Source records
■ ■ ■ ■

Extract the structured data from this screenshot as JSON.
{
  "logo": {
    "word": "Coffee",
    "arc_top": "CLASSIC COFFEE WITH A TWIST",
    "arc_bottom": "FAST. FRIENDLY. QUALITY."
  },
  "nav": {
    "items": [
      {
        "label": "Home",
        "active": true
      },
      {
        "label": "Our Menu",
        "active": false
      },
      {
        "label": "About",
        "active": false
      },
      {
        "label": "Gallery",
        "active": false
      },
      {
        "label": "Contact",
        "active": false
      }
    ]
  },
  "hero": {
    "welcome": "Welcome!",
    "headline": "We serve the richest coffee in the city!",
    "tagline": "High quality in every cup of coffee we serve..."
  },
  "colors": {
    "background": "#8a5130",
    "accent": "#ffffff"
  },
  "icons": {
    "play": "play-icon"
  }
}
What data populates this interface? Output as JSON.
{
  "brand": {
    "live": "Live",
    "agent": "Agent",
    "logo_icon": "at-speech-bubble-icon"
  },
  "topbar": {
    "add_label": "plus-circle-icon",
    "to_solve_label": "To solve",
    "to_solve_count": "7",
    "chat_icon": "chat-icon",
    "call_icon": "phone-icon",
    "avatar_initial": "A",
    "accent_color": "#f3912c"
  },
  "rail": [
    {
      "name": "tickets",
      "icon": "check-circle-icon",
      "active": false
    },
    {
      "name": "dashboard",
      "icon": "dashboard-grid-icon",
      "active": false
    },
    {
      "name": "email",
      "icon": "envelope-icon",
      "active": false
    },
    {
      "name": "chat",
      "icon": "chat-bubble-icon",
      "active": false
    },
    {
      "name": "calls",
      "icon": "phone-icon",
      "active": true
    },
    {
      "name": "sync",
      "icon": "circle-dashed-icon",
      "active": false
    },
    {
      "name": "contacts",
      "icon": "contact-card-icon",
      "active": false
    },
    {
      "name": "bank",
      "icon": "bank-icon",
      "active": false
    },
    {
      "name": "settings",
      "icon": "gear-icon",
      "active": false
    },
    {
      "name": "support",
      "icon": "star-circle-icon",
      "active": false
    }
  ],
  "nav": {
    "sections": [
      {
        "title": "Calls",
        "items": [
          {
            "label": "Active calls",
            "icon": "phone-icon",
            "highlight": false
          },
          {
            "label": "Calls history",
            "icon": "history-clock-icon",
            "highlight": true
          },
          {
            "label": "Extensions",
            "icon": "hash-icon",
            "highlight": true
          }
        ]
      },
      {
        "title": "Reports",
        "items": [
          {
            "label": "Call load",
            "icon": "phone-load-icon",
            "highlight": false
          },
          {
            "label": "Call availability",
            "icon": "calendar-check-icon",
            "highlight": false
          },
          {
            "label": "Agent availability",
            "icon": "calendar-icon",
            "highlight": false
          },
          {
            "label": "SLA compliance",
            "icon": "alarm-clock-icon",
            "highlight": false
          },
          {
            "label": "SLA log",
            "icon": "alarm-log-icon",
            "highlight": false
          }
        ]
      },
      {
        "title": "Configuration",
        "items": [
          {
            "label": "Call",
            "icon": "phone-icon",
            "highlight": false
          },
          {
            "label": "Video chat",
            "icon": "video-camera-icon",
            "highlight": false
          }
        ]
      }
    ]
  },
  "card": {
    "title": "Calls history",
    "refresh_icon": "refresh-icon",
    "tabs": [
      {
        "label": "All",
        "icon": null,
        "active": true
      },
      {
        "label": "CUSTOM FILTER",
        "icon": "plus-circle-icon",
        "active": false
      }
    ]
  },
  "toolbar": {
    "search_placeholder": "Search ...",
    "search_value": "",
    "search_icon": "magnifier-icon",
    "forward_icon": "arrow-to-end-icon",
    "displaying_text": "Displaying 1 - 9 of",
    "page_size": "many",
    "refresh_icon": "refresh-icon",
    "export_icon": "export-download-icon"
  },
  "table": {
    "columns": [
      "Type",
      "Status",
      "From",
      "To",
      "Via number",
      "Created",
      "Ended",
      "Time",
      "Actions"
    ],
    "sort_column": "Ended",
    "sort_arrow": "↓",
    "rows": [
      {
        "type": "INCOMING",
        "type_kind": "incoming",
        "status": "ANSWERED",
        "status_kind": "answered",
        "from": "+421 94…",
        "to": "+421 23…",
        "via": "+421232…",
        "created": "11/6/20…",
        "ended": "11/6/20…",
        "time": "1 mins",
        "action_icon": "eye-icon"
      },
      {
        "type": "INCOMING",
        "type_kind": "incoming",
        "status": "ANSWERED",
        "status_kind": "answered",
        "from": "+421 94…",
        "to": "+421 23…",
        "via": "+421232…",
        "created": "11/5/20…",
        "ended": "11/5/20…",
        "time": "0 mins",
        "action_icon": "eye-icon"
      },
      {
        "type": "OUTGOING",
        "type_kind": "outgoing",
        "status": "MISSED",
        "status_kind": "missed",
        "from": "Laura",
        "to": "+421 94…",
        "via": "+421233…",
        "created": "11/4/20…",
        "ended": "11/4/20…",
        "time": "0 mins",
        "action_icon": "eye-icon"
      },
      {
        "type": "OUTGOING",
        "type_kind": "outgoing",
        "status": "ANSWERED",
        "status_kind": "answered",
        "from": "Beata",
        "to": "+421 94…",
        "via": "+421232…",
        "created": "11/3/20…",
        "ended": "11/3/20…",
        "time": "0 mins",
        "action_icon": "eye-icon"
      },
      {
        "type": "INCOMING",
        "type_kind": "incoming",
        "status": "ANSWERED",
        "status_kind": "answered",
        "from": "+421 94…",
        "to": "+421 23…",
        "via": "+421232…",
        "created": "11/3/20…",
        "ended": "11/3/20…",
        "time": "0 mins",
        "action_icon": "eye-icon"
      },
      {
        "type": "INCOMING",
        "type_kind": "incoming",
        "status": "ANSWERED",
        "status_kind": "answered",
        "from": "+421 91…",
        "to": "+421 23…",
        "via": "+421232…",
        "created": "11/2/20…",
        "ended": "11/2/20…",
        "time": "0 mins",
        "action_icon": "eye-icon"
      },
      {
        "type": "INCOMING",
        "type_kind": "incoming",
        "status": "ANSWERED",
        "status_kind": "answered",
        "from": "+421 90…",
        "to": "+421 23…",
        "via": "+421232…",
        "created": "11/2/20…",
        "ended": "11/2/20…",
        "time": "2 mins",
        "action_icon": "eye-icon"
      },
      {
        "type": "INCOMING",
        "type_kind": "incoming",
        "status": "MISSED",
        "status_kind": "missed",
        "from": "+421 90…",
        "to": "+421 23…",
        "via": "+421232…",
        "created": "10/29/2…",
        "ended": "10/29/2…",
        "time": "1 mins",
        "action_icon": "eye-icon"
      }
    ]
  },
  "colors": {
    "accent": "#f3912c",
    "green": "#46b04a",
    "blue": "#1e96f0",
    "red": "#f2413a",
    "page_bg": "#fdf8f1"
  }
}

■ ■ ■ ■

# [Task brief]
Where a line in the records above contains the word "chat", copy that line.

# [Output]
    "chat_icon": "chat-icon",
      "name": "chat",
      "icon": "chat-bubble-icon",
            "label": "Video chat",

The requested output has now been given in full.